Every line of the records below that holds the word "correction" should be copied out.

======== INFORMATION SHOWN

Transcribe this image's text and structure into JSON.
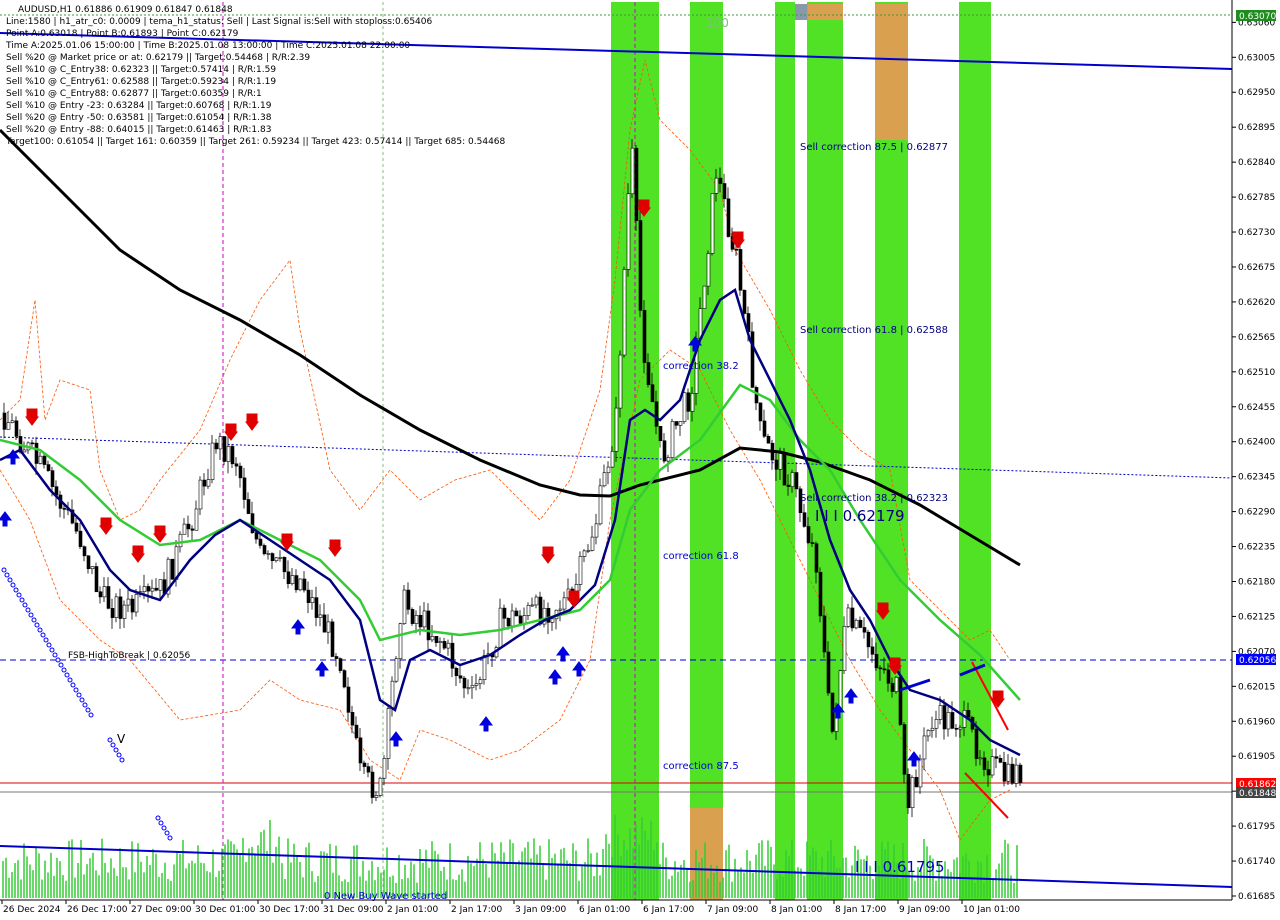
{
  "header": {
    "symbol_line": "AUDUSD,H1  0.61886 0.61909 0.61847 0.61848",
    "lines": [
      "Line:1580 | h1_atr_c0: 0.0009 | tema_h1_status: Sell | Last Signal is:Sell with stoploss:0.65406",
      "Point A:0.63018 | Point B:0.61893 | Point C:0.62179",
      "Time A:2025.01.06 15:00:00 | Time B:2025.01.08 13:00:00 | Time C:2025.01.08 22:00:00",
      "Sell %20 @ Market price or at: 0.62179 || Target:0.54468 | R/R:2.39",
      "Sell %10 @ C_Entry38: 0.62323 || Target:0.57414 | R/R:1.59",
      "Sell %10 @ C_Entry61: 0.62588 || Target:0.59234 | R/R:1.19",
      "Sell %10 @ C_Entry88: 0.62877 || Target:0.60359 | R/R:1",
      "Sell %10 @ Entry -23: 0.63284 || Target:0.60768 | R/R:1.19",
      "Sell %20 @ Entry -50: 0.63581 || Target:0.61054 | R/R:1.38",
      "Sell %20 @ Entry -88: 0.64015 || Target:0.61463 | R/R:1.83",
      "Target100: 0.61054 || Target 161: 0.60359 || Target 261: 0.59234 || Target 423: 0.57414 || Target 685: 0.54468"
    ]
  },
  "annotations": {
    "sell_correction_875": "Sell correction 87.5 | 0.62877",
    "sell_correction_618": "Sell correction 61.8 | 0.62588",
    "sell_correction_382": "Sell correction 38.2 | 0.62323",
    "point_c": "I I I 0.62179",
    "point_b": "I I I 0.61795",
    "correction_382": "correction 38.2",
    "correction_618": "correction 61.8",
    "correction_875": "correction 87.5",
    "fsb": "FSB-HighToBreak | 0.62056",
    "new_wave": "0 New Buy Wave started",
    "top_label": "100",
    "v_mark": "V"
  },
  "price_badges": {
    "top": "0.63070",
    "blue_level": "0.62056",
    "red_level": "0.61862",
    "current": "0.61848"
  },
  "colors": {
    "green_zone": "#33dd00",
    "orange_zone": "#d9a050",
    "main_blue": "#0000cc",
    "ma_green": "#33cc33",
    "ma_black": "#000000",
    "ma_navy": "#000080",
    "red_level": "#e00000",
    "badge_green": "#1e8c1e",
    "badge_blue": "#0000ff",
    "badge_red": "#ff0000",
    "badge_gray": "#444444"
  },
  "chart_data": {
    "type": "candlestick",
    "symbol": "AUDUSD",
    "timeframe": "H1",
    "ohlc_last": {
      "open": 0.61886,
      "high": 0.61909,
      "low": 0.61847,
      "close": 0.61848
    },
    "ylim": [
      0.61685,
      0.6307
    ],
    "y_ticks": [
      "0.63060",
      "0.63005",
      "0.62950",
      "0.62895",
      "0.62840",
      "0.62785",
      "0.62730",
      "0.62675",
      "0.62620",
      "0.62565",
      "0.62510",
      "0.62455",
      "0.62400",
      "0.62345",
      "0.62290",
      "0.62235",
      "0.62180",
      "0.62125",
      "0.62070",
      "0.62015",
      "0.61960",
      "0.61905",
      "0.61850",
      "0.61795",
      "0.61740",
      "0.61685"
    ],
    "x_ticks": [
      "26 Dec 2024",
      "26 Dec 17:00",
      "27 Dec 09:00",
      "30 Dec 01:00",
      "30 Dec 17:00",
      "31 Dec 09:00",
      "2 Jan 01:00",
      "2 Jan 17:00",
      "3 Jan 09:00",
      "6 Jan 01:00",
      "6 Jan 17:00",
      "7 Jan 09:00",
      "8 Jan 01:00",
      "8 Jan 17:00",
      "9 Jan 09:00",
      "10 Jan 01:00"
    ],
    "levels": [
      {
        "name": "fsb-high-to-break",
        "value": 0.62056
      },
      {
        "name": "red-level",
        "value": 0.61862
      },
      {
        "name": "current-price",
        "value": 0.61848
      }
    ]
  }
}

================
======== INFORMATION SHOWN

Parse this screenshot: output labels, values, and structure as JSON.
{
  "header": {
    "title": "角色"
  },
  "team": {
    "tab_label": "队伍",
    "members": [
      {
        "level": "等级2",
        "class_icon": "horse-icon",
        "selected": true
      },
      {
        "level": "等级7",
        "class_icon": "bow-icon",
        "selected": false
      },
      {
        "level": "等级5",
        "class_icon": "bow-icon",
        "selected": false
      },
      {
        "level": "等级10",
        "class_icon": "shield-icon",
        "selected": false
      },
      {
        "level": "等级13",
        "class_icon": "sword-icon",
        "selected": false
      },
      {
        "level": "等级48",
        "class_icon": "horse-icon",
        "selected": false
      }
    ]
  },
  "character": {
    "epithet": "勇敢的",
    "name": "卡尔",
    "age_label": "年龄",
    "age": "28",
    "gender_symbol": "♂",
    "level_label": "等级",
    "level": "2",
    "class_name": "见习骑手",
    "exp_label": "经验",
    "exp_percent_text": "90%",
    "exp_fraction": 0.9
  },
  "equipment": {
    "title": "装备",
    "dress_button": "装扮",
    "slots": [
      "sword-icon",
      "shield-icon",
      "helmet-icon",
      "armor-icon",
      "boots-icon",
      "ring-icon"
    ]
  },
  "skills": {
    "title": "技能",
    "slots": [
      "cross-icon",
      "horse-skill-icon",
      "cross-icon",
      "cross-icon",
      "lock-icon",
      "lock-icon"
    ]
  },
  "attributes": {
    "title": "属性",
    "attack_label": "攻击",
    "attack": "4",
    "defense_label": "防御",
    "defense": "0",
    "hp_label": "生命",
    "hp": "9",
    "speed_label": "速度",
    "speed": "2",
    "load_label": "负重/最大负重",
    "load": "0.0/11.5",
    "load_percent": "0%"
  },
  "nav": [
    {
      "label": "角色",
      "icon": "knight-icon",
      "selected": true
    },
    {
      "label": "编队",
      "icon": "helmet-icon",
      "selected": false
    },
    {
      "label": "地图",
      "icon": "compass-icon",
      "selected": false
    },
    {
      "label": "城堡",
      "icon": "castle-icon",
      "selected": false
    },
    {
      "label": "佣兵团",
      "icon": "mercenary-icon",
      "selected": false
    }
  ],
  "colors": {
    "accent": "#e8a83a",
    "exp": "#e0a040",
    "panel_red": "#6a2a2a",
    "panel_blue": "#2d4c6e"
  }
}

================
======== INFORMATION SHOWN

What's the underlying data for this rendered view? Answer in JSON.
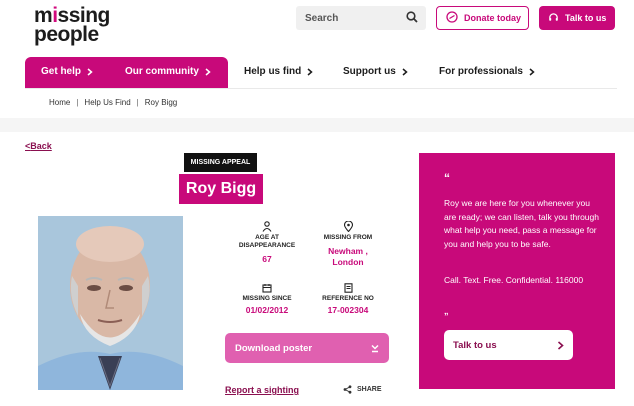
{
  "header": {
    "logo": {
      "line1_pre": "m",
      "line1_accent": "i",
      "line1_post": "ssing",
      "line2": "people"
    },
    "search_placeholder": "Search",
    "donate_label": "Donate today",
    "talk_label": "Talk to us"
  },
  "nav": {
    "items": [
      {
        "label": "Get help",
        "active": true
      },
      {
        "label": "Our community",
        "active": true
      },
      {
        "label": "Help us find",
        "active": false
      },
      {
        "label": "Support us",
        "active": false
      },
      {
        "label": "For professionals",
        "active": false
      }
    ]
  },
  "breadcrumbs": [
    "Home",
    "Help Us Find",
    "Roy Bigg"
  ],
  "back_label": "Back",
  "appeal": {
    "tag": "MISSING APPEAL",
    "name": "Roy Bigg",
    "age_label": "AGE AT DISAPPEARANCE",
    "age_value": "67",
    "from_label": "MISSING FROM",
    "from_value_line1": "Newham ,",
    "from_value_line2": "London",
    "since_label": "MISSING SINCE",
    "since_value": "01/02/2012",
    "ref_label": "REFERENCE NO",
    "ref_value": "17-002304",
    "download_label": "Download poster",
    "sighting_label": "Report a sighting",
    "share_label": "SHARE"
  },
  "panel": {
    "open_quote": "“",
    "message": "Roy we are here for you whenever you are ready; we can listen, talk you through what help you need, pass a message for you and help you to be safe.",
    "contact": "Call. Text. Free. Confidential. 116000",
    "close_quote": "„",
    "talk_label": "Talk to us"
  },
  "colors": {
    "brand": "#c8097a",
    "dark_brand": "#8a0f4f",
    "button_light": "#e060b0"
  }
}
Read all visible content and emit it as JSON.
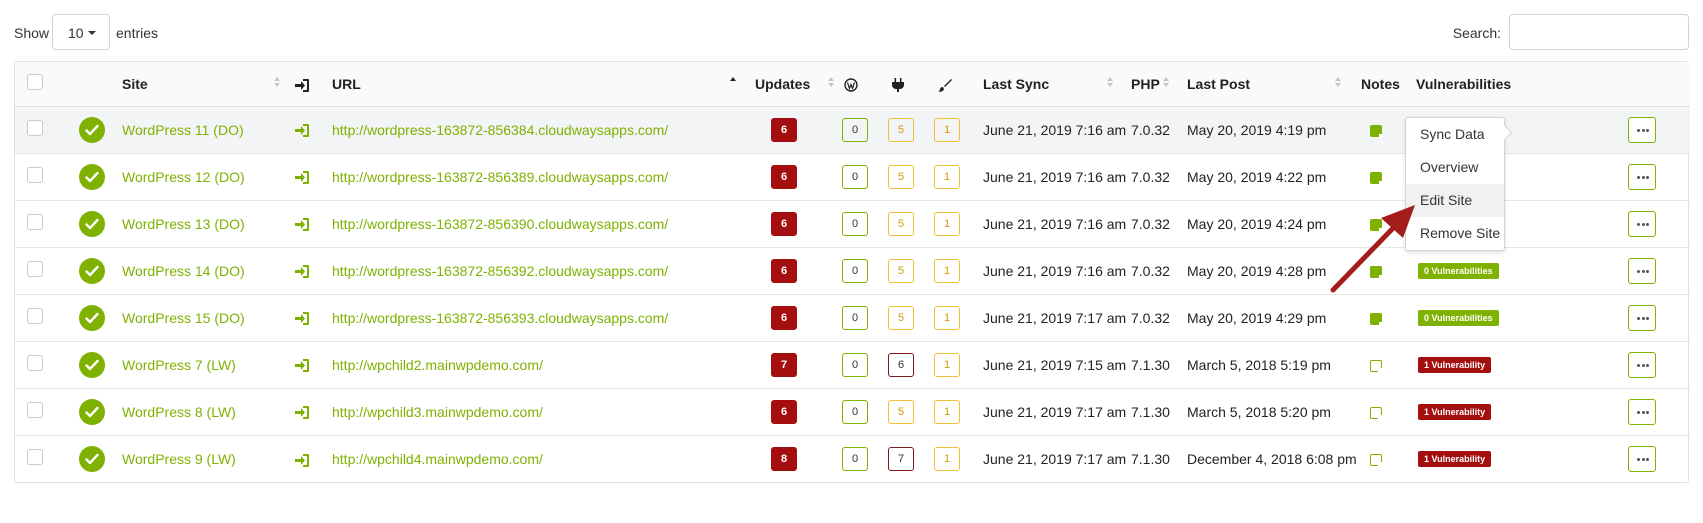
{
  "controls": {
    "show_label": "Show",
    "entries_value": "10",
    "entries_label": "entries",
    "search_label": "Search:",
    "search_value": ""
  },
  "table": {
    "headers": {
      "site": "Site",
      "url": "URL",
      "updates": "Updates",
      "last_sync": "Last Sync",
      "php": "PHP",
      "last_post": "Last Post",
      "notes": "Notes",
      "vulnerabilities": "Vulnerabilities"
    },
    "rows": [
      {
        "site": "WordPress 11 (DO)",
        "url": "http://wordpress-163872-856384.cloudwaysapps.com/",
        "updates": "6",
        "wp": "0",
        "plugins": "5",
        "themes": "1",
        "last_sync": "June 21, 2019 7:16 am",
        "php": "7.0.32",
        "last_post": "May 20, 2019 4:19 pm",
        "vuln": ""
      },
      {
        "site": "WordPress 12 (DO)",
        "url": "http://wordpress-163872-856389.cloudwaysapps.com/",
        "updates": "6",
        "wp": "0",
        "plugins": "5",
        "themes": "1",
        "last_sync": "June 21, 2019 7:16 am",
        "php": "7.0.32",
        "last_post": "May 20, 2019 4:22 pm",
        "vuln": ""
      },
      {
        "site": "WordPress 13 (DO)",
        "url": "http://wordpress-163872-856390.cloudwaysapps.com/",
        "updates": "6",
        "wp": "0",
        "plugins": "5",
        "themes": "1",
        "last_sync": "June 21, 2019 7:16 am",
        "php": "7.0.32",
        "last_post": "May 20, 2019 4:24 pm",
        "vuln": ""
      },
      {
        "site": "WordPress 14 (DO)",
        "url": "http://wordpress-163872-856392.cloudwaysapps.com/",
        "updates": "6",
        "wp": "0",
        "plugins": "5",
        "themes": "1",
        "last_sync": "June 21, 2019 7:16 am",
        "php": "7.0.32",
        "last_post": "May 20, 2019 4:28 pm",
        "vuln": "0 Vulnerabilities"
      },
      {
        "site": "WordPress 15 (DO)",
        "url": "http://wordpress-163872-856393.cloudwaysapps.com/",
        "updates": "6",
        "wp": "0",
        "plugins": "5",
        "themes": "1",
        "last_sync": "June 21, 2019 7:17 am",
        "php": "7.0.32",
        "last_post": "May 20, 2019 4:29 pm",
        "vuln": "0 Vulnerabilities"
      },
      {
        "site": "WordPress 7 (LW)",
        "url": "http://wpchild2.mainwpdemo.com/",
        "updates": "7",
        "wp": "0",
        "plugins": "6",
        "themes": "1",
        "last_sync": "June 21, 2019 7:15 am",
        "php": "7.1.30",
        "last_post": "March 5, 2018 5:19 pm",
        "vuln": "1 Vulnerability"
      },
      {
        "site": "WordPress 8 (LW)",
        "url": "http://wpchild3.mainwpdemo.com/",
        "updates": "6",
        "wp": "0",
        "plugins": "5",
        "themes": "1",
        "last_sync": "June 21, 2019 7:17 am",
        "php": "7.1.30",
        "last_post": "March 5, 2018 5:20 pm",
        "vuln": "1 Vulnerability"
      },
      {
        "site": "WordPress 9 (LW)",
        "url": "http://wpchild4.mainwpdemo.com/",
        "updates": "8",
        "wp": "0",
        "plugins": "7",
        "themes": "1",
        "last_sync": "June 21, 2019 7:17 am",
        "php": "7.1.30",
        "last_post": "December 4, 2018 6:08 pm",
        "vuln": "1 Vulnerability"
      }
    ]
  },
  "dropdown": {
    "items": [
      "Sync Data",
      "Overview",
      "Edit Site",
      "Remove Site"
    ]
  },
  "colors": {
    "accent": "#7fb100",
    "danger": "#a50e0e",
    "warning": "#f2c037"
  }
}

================

• RESULT OF THIS EXERCISE:
    "sell_correction_875": "Sell correction 87.5 | 0.62877",
    "sell_correction_618": "Sell correction 61.8 | 0.62588",
    "sell_correction_382": "Sell correction 38.2 | 0.62323",
    "correction_382": "correction 38.2",
    "correction_618": "correction 61.8",
    "correction_875": "correction 87.5",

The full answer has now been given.